## Your instructions
Each of the entries below should be written out exactly as it reads.

[Data about app and page elements]
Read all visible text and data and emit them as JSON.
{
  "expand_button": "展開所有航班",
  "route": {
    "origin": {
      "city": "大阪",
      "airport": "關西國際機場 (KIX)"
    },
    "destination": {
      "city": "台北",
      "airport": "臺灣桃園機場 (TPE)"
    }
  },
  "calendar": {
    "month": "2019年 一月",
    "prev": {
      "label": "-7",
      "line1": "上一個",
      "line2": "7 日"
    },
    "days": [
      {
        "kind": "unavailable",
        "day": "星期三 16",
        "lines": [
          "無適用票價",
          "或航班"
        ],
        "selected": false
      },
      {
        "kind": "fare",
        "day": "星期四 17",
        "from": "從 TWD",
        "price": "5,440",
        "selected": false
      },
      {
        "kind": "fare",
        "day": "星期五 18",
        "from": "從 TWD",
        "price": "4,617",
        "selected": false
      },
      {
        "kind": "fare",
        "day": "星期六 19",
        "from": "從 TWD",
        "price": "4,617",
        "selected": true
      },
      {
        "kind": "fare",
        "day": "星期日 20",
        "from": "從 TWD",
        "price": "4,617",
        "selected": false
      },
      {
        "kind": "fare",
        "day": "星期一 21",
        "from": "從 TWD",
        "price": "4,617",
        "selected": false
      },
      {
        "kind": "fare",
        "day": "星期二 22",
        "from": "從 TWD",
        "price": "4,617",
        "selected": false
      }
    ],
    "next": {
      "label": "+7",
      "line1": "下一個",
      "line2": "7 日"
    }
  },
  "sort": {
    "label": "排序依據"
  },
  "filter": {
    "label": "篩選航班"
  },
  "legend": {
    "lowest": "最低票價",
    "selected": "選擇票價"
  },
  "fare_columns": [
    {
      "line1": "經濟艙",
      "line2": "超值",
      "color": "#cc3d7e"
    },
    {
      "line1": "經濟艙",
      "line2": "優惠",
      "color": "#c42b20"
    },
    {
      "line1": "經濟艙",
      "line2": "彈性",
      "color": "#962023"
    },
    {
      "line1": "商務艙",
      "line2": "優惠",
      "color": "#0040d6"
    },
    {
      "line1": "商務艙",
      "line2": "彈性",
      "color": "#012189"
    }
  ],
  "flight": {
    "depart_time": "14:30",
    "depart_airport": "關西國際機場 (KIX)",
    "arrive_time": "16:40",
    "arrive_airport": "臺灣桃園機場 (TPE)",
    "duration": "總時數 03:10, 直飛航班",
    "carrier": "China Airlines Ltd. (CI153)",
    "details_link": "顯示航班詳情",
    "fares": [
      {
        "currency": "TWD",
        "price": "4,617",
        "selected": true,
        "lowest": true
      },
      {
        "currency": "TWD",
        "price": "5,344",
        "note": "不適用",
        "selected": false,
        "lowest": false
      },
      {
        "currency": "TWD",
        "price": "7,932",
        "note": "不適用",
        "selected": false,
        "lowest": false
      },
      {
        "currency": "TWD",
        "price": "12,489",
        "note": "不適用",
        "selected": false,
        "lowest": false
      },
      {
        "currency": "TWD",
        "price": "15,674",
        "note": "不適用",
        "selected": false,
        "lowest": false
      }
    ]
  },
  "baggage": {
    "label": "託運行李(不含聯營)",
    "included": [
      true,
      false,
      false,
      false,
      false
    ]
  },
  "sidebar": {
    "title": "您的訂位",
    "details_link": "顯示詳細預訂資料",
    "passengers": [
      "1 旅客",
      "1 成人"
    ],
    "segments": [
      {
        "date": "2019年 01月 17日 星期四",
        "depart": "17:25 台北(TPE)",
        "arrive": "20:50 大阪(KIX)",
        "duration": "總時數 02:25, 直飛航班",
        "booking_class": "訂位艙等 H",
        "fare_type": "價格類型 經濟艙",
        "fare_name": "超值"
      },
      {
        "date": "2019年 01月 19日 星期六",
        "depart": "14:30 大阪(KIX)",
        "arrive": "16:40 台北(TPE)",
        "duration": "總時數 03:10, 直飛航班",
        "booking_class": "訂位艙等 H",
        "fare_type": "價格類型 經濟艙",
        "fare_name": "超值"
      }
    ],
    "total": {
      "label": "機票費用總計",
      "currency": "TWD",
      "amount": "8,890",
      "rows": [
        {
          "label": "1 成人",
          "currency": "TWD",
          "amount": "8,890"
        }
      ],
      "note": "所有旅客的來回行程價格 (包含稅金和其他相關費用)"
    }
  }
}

## Task answer
Read all visible text and data and emit them as JSON.
{
  "expand_button": "展開所有航班",
  "route": {
    "origin": {
      "city": "大阪",
      "airport": "關西國際機場 (KIX)"
    },
    "destination": {
      "city": "台北",
      "airport": "臺灣桃園機場 (TPE)"
    }
  },
  "calendar": {
    "month": "2019年 一月",
    "prev": {
      "label": "-7",
      "line1": "上一個",
      "line2": "7 日"
    },
    "days": [
      {
        "kind": "unavailable",
        "day": "星期三 16",
        "lines": [
          "無適用票價",
          "或航班"
        ],
        "selected": false
      },
      {
        "kind": "fare",
        "day": "星期四 17",
        "from": "從 TWD",
        "price": "5,440",
        "selected": false
      },
      {
        "kind": "fare",
        "day": "星期五 18",
        "from": "從 TWD",
        "price": "4,617",
        "selected": false
      },
      {
        "kind": "fare",
        "day": "星期六 19",
        "from": "從 TWD",
        "price": "4,617",
        "selected": true
      },
      {
        "kind": "fare",
        "day": "星期日 20",
        "from": "從 TWD",
        "price": "4,617",
        "selected": false
      },
      {
        "kind": "fare",
        "day": "星期一 21",
        "from": "從 TWD",
        "price": "4,617",
        "selected": false
      },
      {
        "kind": "fare",
        "day": "星期二 22",
        "from": "從 TWD",
        "price": "4,617",
        "selected": false
      }
    ],
    "next": {
      "label": "+7",
      "line1": "下一個",
      "line2": "7 日"
    }
  },
  "sort": {
    "label": "排序依據"
  },
  "filter": {
    "label": "篩選航班"
  },
  "legend": {
    "lowest": "最低票價",
    "selected": "選擇票價"
  },
  "fare_columns": [
    {
      "line1": "經濟艙",
      "line2": "超值",
      "color": "#cc3d7e"
    },
    {
      "line1": "經濟艙",
      "line2": "優惠",
      "color": "#c42b20"
    },
    {
      "line1": "經濟艙",
      "line2": "彈性",
      "color": "#962023"
    },
    {
      "line1": "商務艙",
      "line2": "優惠",
      "color": "#0040d6"
    },
    {
      "line1": "商務艙",
      "line2": "彈性",
      "color": "#012189"
    }
  ],
  "flight": {
    "depart_time": "14:30",
    "depart_airport": "關西國際機場 (KIX)",
    "arrive_time": "16:40",
    "arrive_airport": "臺灣桃園機場 (TPE)",
    "duration": "總時數 03:10, 直飛航班",
    "carrier": "China Airlines Ltd. (CI153)",
    "details_link": "顯示航班詳情",
    "fares": [
      {
        "currency": "TWD",
        "price": "4,617",
        "selected": true,
        "lowest": true
      },
      {
        "currency": "TWD",
        "price": "5,344",
        "note": "不適用",
        "selected": false,
        "lowest": false
      },
      {
        "currency": "TWD",
        "price": "7,932",
        "note": "不適用",
        "selected": false,
        "lowest": false
      },
      {
        "currency": "TWD",
        "price": "12,489",
        "note": "不適用",
        "selected": false,
        "lowest": false
      },
      {
        "currency": "TWD",
        "price": "15,674",
        "note": "不適用",
        "selected": false,
        "lowest": false
      }
    ]
  },
  "baggage": {
    "label": "託運行李(不含聯營)",
    "included": [
      true,
      false,
      false,
      false,
      false
    ]
  },
  "sidebar": {
    "title": "您的訂位",
    "details_link": "顯示詳細預訂資料",
    "passengers": [
      "1 旅客",
      "1 成人"
    ],
    "segments": [
      {
        "date": "2019年 01月 17日 星期四",
        "depart": "17:25 台北(TPE)",
        "arrive": "20:50 大阪(KIX)",
        "duration": "總時數 02:25, 直飛航班",
        "booking_class": "訂位艙等 H",
        "fare_type": "價格類型 經濟艙",
        "fare_name": "超值"
      },
      {
        "date": "2019年 01月 19日 星期六",
        "depart": "14:30 大阪(KIX)",
        "arrive": "16:40 台北(TPE)",
        "duration": "總時數 03:10, 直飛航班",
        "booking_class": "訂位艙等 H",
        "fare_type": "價格類型 經濟艙",
        "fare_name": "超值"
      }
    ],
    "total": {
      "label": "機票費用總計",
      "currency": "TWD",
      "amount": "8,890",
      "rows": [
        {
          "label": "1 成人",
          "currency": "TWD",
          "amount": "8,890"
        }
      ],
      "note": "所有旅客的來回行程價格 (包含稅金和其他相關費用)"
    }
  }
}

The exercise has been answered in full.